As of the third week in August 2018, final rules from the Treasury Department were still pending.
I’ve found that buildings and communities are deceptively complex. In their simplest form, buildings provide us with shelter and enable us to work productively. Communities link us together and provide the necessities of a civilized society - roads and schools, safety and security, systems of communication and infrastructure - energy, water and waste disposal,. But, beyond that they are also an eco-system that reflects the culture and values of the people that live, work and play within them. A unique matrix of individual parts that when put together in a thoughtful and intentional way create harmony and enable each of us to bring our best selves to the mix.
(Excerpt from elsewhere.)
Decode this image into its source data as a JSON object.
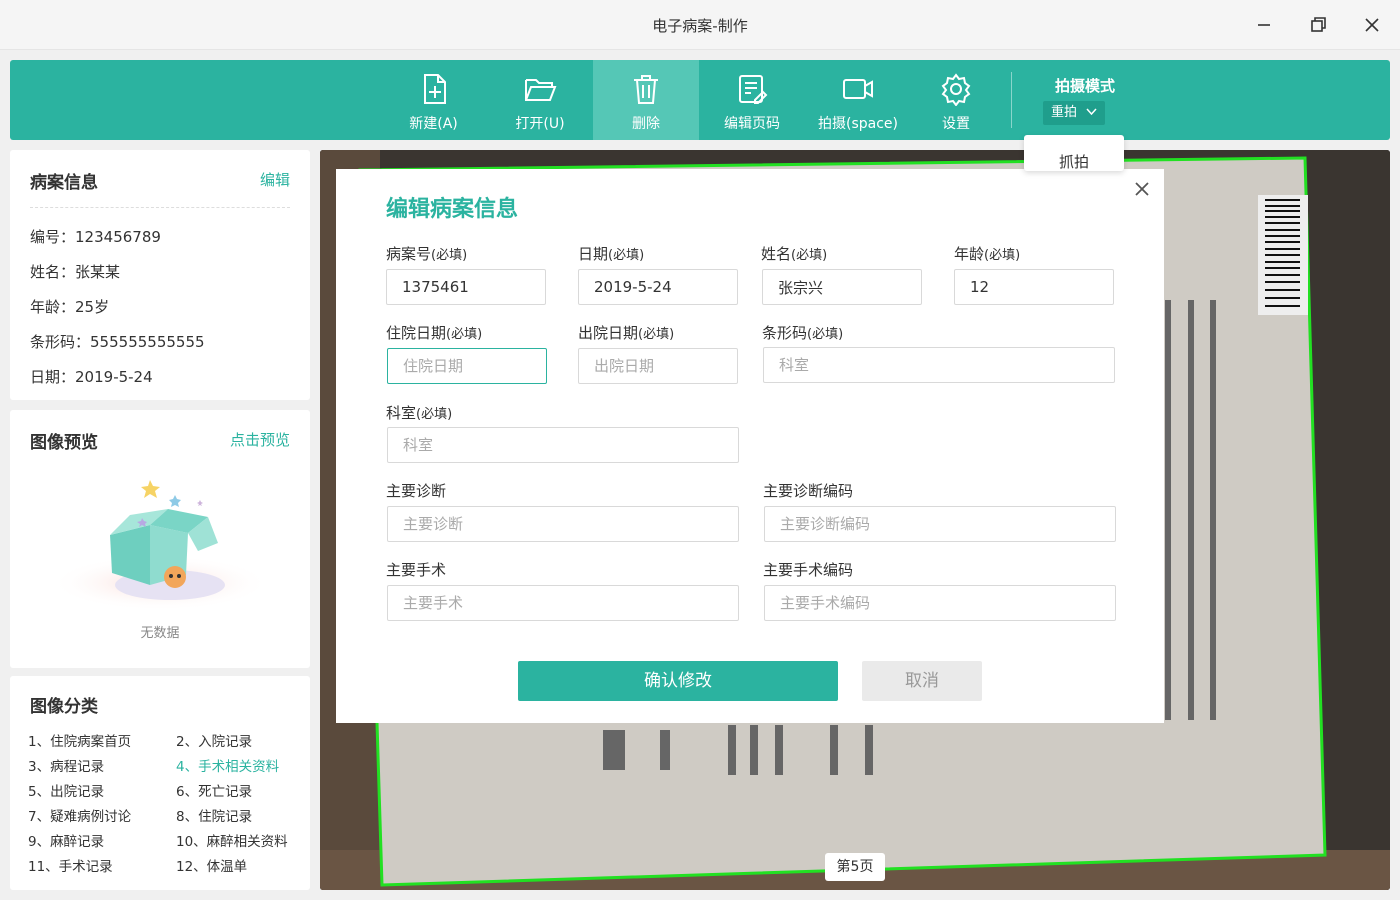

Buildings play an important role in how easily and effectively we can do that. And the recognition of how people interact with each other is key to creating a resilient and vibrant community.
The best projects are ones in which we make the conscious choice to be mindful and think holistically and systemically about the solutions. The trans-disciplinary nature of the team and partnering with the community brings forth solutions that may not be obvious or expected, but in the end are more meaningful and durable. By sharing roles and crossing disciplines we learn from and challenge each other, ultimately pooling and integrating a wealth of expertise. Today’s world requires a vastly different analysis - one that looks at the total value of resiliency, sustainability and high performance. It includes the full range of economic, social and environmental impacts. Decisions around sustainability need to quickly move beyond neat rows of check boxes (and simple payback) to the messy complexity of real life.
There exists a quantifiable and integrated suite of payoffs at the property level that accrue to the owner and occupants, as well as at enterprise and community levels. Successful adaptation and change happens when we are able to articulate the benefits in the context of this complexity and make this the primary source of inspiration and the lever for action versus falling into the trap of easy black and white answers."